Research details

  • Type of funding: RCOphth / Fight for Sight Zakarian Award
  • Grant Holder: Miss Christine Kiire
  • Institute: Oxford University Hospitals NHS Foundation Trust
  • Region: South East
  • Start date: June 2024
  • End Date: February 2025
  • Priority: Treatment
  • Eye Category: Retinal vascular
Brief plain language background

Diabetic eye disease is a group of eye problems that can affect people living with diabetes.

People living with diabetic retinopathy – the most common cause of vision loss for people with diabetes – can lose their central vision when abnormal blood vessels grow and leak under the retina, which is the light-sensitive tissue at the back of the eye.

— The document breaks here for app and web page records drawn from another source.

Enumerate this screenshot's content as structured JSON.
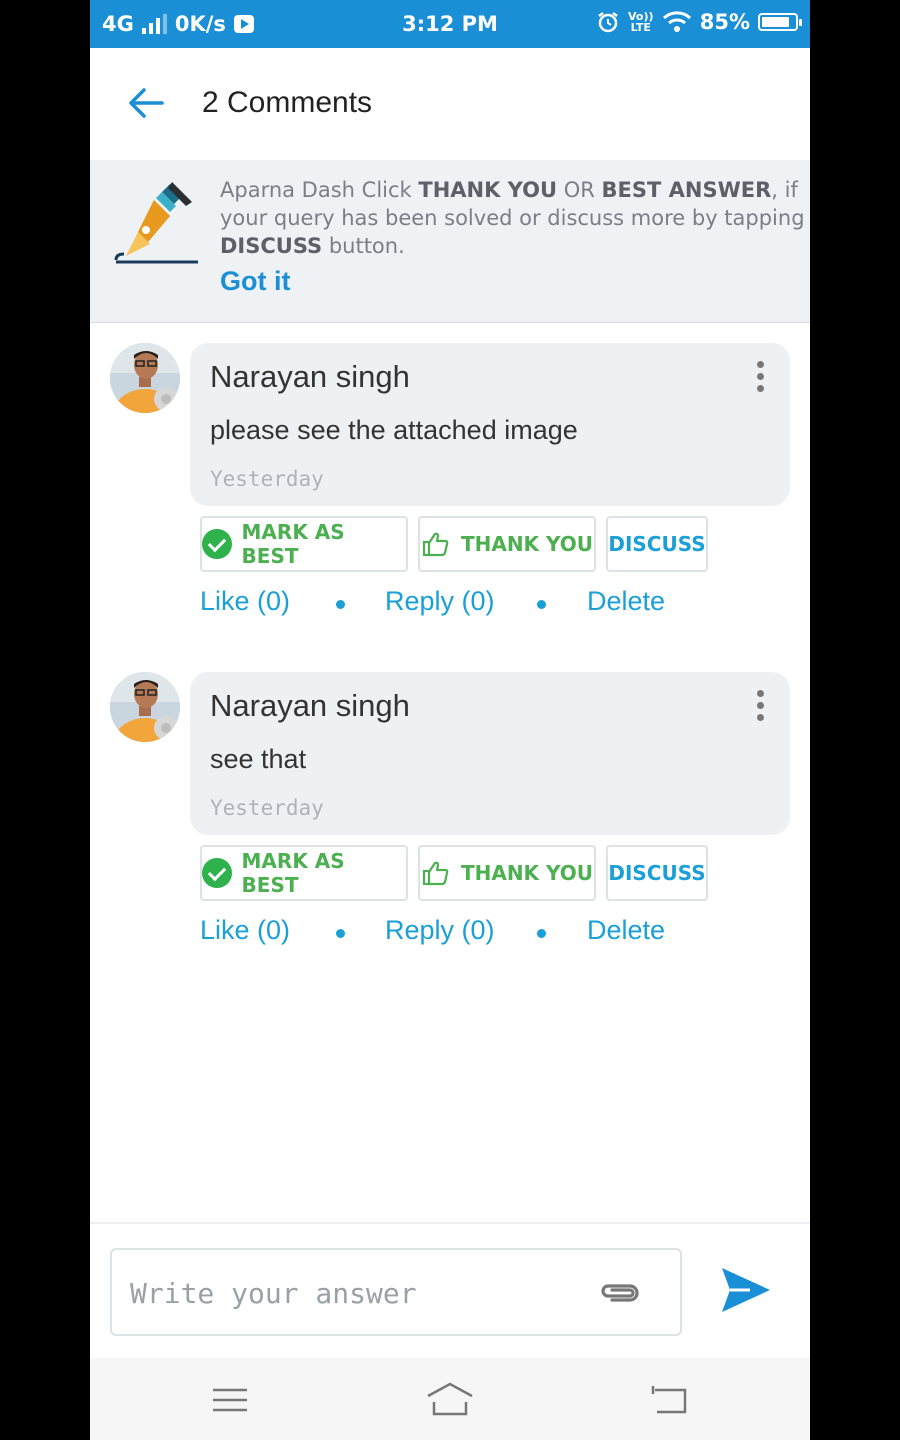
{
  "status_bar": {
    "network": "4G",
    "speed": "0K/s",
    "time": "3:12 PM",
    "volte": "Vo)) LTE",
    "battery": "85%",
    "battery_level": 0.85
  },
  "header": {
    "title": "2 Comments"
  },
  "tip": {
    "name": "Aparna Dash",
    "p1": " Click ",
    "thank": "THANK YOU",
    "or": " OR ",
    "best": "BEST ANSWER",
    "p2": ", if your query has been solved or discuss more by tapping ",
    "discuss": "DISCUSS",
    "p3": " button.",
    "got_it": "Got it"
  },
  "comments": [
    {
      "author": "Narayan singh",
      "text": "please see the attached image",
      "time": "Yesterday",
      "mark_best": "MARK AS BEST",
      "thank_you": "THANK YOU",
      "discuss": "DISCUSS",
      "like": "Like (0)",
      "reply": "Reply (0)",
      "delete": "Delete"
    },
    {
      "author": "Narayan singh",
      "text": "see that",
      "time": "Yesterday",
      "mark_best": "MARK AS BEST",
      "thank_you": "THANK YOU",
      "discuss": "DISCUSS",
      "like": "Like (0)",
      "reply": "Reply (0)",
      "delete": "Delete"
    }
  ],
  "composer": {
    "placeholder": "Write your answer"
  },
  "colors": {
    "accent": "#1a8fd6",
    "green": "#4caf50",
    "bubble": "#edf1f4"
  }
}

One of the typical treatments for severe levels of diabetic eye disease is panretinal photocoagulation (PRP) laser treatment. Although PRP laser has been shown to halve the risk of severe vision loss and help to stabilise diabetic eye disease in the long term, it causes laser scars that can affect peripheral vision.

What problem/knowledge gap does it help address

Maintaining adequate vision for safe driving is a common concern for people with diabetic eye disease to keep their independence.

The Driver and Vehicle Licensing Agency (DVLA) have a number of eyesight standards needed to hold a driving license, including for peripheral vision. The DVLA requires people who have had PRP laser to undergo visual field testing to confirm whether they meet this standard.

There is great variation in the distribution of scars from PRP laser due to, for instance, the severity of the condition being treated or the time since treatment.

Some evidence shows short-term encouraging results for people with diabetes retaining driving vision after PRP laser treatment; however, the impact of PRP laser scar distribution on this outcome hasn’t been evaluated.

Aim of the project

To generate pilot data on the variation of PRP laser and the impact on driving visual fields and subjective visual function in people with diabetes.

Key procedures/objectives
  1. Recruit 74 people with diabetes who had previous symmetrical PRP laser and a post-treatment DVLA driving visual field test.
  2. Assign study participants into two groups based on the distribution of PRP laser at the time of the driving visual field test.
  3. All study particpants will complete a questionnaire including the outcome of the driving visual field test and the subjective impact of PRP laser on each participants’ visual function.
  4. Compare the groups to evaluate whether the distribution of PRP laser correlates with the driving visual field test results and effects on subjective visual function.
Potential impact on people with sight loss

Due to concerns about losing their eligibility to drive, some patients avoid eyecare appointments and PRP treatment, risking severe vision loss. The pilot study and the planned follow-on work aim to provide eye doctors with more specific advice for patients about PRP laser, which has compelling evidence to stablise severe diabetic eye disease and reduce severe vision loss.